Back in 2001, attorney Kimberly L. Grijalva was honored for aiding the poor who couldn’t afford an attorney. But now the lawyer – once engaged to a reputed street gangster who was later shot to death – has apparently gone too far in helping her clients, losing her law license after she was convicted of allowing inmates to use her phone system to make more than 900 free and unmonitored calls from jail.
According to newly released Washington State Bar disciplinary actions, Grijalva, 42, a Yakima attorney since 1999, was disbarred in January by order of the Washington State Supreme Court. The bar says her misconduct involved “the commission of criminal acts, interference with the administration of justice, and acts reflecting disregard for the rule of the law.”The Yakima Herald-Republic
reports Grijalva was convicted last year of second-degree theft that resulted in two Yakima County jail inmates making hundreds of calls to Grijalva’s phone number where they were automatically transferred to another number.

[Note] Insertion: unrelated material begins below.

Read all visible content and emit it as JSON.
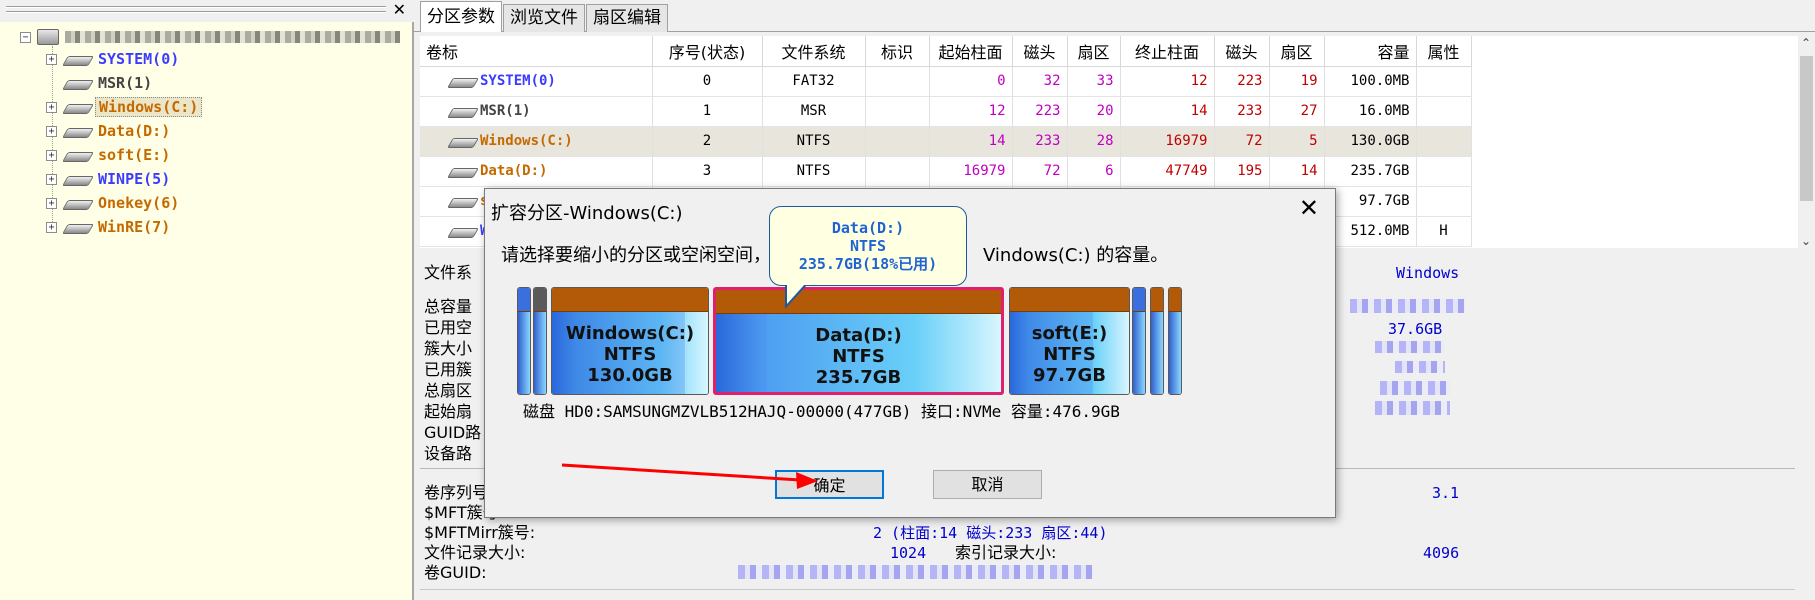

Since the original call was placed to an attorney, then connected to an outside line, inmates could talk with outsiders without paying a $2.90 charge or being recorded by the jail. Grijalva was also convicted of a unrelated misdemeanor contraband charge for once letting another inmate use her cellphone during an attorney-client interview on the maximum-security fourth floor of the jail, the paper reports.Grijalva avoided jail time in the case and was instead sentenced to 60 days of community service and restitution of $2,290 — for 916 phone calls at the rate of $2.50 per call.Her case made headlines in October 2010 when the Yakima-area Violent Crimes Task Force raided Grijalva’s Selah home, rushing in as she was sipping coffee in her bathrobe.Authorities indicated they feared Grijalva because of her known affiliations with gang members. She was also once engaged to Luiz Gonzales, a reputed gang member who was shot to death in 2010.Gonzales, 32, a suspected police informant, was killed in his driveway, working on his car, by Bobby Ray Zapien, who is now doing 55 years in prison.